So in 1885, Congress passed a bill to attach the Panhandle to Kansas, but Grover Cleveland let it die. The next year, a council was elected to sit in Beaver City to adjudicate land claims and other disputes and to form a territorial government. In 1887, the council in Beaver City proposed that Congress make No Man’s Land an organized territory called Cimarron Territory with official government and elected a delegate to represent them in Congress, Dr. O. G. Chase. However, another group disagreed and elected a separate delegate, John Dale, to represent them in Washington. Due to this dispute, Congress did not take the proposal seriously; so it was tabled. An attempt to join New Mexico Territory fizzled. Unusually harsh winters in the mid-1880s took their toll on the ranchers and farmers. In April 1889, many discouraged settlers left No Man’s Land to participate in the Oklahoma Land Run in the new Unassigned Lands in central Oklahoma. This was the end of attempts to organize a separate territory in No Man’s Land. Given the small size and population, it was unlikely that Congress would ever agree to create a separate state in No Man’s Land.

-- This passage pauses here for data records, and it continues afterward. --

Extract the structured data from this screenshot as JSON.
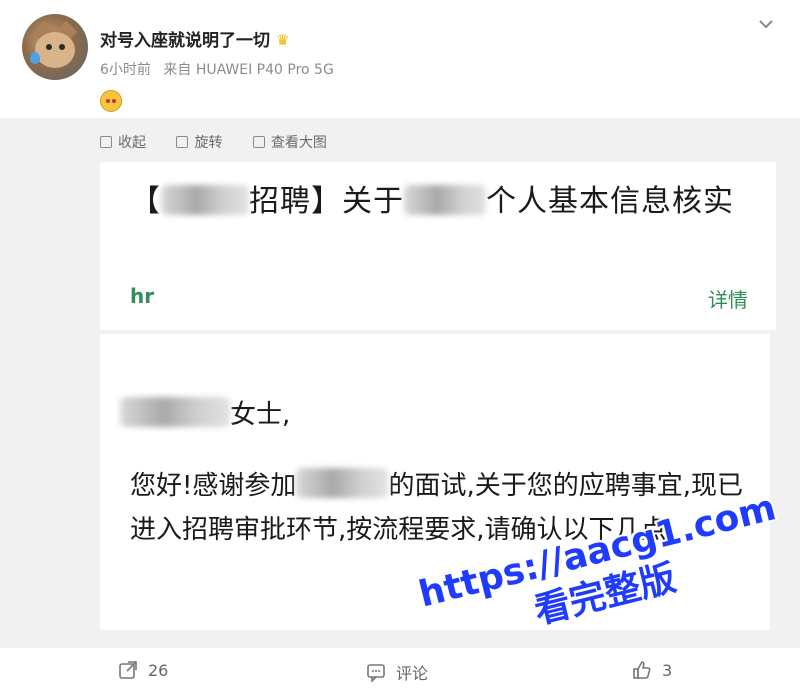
{
  "post": {
    "username": "对号入座就说明了一切",
    "time": "6小时前",
    "source": "来自 HUAWEI P40 Pro 5G"
  },
  "image_toolbar": {
    "collapse": "收起",
    "rotate": "旋转",
    "view_large": "查看大图"
  },
  "email": {
    "title_part1": "【",
    "title_part2": "招聘】关于",
    "title_part3": "个人基本信息核实",
    "sender": "hr",
    "detail": "详情",
    "greeting_suffix": "女士,",
    "body_part1": "您好!感谢参加",
    "body_part2": "的面试,关于您的应聘事宜,现已进入招聘审批环节,按流程要求,请确认以下几点:"
  },
  "watermark": {
    "line1": "https://aacg1.com",
    "line2": "看完整版"
  },
  "actions": {
    "share_count": "26",
    "comment_label": "评论",
    "like_count": "3"
  }
}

On 2 May 1890, President Benjamin Harrison signed the Oklahoma Organic Act that created an Oklahoma Territory out of western Indian lands and joined No Man’s Land to the new territory. In 1907 Oklahoma Territory and Indian Territory were joined to form the new state of Oklahoma. The long journey to settle No Man’s Land and to establish organized government was finished. Today in the Oklahoma Panhandle, we celebrate Pioneer Day the first Saturday in May to mark the day when No Man’s Land joined Oklahoma Territory.Published in